▶ [What is expected] Only lines with the word "EIGHT" are wanted; copy each of them from the listing below.

▶ [Extracted material]
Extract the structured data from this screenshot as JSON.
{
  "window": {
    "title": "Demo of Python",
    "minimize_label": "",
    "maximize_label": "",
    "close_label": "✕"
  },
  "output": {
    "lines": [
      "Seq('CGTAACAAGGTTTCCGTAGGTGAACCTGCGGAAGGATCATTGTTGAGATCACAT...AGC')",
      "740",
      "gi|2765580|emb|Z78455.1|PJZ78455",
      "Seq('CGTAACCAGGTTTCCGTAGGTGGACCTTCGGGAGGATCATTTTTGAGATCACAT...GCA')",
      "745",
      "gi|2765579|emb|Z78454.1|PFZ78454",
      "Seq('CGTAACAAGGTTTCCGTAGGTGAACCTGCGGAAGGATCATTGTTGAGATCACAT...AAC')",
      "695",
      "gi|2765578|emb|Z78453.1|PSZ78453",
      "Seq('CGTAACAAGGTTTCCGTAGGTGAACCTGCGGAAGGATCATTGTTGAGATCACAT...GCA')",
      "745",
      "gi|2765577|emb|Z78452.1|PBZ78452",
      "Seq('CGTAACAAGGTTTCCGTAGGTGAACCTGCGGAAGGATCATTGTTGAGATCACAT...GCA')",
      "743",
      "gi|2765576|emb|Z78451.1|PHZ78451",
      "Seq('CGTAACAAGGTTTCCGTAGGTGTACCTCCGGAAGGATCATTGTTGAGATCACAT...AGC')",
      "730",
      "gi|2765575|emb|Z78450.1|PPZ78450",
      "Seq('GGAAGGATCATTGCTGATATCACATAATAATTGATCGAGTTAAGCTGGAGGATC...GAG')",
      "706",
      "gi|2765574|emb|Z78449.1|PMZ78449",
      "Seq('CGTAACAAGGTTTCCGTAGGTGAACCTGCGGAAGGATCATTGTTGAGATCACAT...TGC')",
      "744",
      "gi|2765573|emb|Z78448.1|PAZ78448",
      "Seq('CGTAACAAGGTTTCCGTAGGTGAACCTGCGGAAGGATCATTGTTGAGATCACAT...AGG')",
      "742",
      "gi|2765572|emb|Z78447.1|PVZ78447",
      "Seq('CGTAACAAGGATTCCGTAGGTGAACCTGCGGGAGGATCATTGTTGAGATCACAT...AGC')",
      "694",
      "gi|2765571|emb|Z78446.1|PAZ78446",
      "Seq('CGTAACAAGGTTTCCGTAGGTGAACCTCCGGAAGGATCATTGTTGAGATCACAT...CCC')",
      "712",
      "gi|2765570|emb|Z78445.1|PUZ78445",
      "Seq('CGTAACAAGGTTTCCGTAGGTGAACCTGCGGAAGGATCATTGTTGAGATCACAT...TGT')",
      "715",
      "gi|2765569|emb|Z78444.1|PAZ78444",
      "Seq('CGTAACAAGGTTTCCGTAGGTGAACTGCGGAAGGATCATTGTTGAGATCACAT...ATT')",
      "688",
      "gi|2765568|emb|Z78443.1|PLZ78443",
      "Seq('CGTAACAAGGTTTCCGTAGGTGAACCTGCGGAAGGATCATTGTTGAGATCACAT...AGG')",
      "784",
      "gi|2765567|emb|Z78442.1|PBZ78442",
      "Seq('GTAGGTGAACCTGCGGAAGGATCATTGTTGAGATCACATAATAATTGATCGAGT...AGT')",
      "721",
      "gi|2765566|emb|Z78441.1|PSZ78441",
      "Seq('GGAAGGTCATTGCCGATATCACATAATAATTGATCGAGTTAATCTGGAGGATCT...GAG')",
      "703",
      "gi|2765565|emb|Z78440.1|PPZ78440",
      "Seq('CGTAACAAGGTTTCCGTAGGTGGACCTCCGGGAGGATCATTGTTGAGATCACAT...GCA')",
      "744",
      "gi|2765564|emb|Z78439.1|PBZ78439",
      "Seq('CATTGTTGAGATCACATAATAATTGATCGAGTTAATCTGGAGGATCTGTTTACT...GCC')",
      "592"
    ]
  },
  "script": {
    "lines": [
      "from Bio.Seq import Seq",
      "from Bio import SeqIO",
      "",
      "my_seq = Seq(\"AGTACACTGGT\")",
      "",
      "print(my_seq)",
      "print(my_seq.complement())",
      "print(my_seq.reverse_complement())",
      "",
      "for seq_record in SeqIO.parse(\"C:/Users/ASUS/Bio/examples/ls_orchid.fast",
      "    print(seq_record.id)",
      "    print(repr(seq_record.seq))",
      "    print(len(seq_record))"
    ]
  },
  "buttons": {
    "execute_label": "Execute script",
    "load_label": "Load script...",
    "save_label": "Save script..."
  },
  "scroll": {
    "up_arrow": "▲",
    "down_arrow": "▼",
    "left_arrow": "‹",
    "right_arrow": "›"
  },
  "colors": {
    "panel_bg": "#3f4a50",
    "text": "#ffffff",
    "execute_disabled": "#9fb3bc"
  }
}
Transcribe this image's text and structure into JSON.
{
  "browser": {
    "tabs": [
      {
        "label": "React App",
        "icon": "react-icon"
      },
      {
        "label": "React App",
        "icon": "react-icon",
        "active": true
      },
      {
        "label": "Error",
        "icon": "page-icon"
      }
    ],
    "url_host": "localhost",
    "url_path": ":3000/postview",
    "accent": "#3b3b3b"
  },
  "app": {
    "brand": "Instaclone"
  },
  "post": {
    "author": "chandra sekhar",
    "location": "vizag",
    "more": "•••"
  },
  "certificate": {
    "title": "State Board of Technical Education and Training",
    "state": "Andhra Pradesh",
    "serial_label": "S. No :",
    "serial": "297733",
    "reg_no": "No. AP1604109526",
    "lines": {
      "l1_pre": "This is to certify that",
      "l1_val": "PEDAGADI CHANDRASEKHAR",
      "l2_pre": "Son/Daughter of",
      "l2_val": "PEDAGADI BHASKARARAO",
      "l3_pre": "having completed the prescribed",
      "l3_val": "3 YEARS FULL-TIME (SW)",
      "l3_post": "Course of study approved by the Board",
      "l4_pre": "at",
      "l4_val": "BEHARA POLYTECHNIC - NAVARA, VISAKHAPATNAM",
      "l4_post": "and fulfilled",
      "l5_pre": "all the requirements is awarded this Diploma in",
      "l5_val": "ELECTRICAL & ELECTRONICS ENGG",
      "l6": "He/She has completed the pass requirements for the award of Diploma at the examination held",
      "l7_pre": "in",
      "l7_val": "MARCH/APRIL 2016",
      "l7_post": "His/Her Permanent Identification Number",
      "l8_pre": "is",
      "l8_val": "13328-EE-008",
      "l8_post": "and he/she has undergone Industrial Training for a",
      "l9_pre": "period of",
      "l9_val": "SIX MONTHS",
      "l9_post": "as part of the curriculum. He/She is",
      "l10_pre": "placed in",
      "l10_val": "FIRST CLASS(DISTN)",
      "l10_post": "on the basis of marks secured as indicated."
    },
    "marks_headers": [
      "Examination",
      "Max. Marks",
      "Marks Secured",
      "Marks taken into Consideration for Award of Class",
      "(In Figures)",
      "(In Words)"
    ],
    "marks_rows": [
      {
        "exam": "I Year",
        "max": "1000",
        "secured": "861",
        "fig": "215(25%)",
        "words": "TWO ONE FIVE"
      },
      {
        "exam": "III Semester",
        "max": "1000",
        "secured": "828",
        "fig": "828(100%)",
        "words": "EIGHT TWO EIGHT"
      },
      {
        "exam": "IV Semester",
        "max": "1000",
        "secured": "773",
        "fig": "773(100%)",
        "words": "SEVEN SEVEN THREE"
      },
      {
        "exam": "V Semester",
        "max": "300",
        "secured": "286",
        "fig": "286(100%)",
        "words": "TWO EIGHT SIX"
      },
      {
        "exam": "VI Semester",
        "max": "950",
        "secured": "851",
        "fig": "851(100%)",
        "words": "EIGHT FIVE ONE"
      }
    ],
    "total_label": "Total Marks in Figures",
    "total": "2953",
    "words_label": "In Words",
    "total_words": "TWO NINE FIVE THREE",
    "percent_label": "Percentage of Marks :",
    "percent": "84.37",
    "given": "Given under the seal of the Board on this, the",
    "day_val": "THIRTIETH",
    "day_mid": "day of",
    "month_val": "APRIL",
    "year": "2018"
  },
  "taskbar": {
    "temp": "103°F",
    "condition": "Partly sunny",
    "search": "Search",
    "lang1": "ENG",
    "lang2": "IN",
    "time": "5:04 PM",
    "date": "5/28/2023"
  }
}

▶ [Exercise solution]
        "words": "EIGHT TWO EIGHT"
        "words": "TWO EIGHT SIX"
        "words": "EIGHT FIVE ONE"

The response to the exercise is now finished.